The prince is in the midst of a four-day jaunt through the country, which coincides with the 150th anniversary of diplomatic relations between Britain and Japan.

He is due to visit a solar panel lab, meet ecology students and tour a sustainable forest site, before continuing on to Brunei and Indonesia.

His wife Camilla, the Duchess of Cornwall, is accompanying him on the Japan and Brunei portion of the trip.

Prince Charles received a warm welcome in front of the Tokyo museum on Tuesday, as dozens of schoolchildren waving British flags greeted his motorcade.

He sprinkled some local dialect in his speech, beginning with "Ladies and gentlemen, konnichi wa," using the Japanese phrase for "good afternoon."
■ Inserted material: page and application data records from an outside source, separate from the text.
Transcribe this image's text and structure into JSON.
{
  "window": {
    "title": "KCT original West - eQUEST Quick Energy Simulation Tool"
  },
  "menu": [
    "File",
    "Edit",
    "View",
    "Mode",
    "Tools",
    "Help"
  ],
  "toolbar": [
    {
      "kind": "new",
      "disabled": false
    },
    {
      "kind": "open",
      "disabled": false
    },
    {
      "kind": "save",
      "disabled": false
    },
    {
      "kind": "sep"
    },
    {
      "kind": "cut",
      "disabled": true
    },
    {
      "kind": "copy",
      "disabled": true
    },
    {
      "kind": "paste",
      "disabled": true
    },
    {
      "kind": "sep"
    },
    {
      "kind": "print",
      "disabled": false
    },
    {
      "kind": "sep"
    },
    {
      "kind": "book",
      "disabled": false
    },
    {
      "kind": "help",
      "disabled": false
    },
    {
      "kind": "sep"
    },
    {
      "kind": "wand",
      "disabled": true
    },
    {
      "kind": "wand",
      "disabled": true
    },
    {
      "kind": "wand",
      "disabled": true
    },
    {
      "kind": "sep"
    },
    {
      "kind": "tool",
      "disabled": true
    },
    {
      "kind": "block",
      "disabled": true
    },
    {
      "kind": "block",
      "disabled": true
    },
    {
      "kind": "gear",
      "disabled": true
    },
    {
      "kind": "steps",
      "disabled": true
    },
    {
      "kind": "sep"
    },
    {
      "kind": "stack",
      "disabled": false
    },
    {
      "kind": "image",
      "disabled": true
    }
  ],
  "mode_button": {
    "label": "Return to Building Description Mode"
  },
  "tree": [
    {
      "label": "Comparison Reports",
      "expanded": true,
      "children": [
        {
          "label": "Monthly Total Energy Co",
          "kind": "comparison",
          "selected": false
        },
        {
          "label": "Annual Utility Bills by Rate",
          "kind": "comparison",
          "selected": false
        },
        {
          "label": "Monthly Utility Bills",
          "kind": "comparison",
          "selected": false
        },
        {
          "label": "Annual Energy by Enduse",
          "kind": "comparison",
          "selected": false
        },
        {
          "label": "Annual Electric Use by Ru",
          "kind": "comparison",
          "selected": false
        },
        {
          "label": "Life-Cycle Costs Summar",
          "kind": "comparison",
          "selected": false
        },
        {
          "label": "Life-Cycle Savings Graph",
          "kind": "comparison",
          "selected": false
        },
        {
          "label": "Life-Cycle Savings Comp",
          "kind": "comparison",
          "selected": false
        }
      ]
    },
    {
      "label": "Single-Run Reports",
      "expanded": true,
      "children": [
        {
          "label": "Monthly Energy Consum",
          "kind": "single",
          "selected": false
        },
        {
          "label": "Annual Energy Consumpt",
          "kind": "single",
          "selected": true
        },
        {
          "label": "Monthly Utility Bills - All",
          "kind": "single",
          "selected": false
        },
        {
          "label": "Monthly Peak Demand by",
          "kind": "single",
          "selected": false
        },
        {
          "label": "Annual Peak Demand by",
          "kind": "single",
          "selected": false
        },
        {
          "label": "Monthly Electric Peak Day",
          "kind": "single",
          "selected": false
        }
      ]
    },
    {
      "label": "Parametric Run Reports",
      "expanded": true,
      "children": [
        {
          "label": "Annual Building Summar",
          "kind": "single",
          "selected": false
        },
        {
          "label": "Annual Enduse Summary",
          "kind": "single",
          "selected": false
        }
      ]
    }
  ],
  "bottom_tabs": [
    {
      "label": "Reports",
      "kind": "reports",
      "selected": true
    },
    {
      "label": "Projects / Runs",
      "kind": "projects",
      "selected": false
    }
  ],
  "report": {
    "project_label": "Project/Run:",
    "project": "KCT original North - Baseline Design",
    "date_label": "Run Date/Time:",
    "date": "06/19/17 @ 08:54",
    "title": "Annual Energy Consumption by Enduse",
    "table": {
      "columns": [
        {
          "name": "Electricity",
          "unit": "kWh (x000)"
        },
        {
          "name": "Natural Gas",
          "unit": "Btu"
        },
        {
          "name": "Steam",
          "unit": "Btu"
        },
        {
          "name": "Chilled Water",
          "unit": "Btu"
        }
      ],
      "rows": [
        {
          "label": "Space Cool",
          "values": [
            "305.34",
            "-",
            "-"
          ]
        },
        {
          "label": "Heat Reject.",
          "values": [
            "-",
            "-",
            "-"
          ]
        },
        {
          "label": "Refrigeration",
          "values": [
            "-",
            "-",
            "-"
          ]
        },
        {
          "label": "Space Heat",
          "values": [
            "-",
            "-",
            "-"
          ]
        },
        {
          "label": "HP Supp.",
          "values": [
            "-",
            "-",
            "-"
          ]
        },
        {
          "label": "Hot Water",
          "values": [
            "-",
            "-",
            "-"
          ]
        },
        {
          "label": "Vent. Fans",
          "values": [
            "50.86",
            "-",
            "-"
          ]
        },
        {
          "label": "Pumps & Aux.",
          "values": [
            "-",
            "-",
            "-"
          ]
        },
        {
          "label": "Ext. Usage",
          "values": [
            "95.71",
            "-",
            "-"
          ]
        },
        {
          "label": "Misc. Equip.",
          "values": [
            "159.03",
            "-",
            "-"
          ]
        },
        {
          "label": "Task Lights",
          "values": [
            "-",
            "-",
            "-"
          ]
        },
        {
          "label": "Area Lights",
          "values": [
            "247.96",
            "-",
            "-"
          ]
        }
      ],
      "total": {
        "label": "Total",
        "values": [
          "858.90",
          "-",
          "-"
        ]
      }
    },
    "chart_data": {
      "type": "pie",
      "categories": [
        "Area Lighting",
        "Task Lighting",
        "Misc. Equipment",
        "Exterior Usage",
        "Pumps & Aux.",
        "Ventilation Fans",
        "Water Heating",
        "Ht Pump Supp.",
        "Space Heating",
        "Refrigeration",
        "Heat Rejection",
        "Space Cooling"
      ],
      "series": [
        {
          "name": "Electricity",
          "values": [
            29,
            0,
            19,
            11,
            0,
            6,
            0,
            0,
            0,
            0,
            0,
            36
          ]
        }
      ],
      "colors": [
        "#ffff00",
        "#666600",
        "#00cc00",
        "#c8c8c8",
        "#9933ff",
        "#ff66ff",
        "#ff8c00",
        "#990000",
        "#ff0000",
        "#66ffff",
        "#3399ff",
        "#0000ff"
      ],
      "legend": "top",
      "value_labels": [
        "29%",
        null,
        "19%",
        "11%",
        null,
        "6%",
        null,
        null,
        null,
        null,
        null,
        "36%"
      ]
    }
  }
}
He also emphasized the business ties between Britain and Japan, and praised the country for its role in the adoption by many countries of the Kyoto Protocol, while emphasizing that further progress was necessary to stave off global warming.

The prince has increasingly used his publicity to highlight environmental problems. He has made efforts to cut his overall annual carbon dioxide production, including converting his 38-year old Aston Martin to run on bioethanol from surplus wine, while his Jaguars, Audi and Range Rover now take biodiesel made from used cooking oil.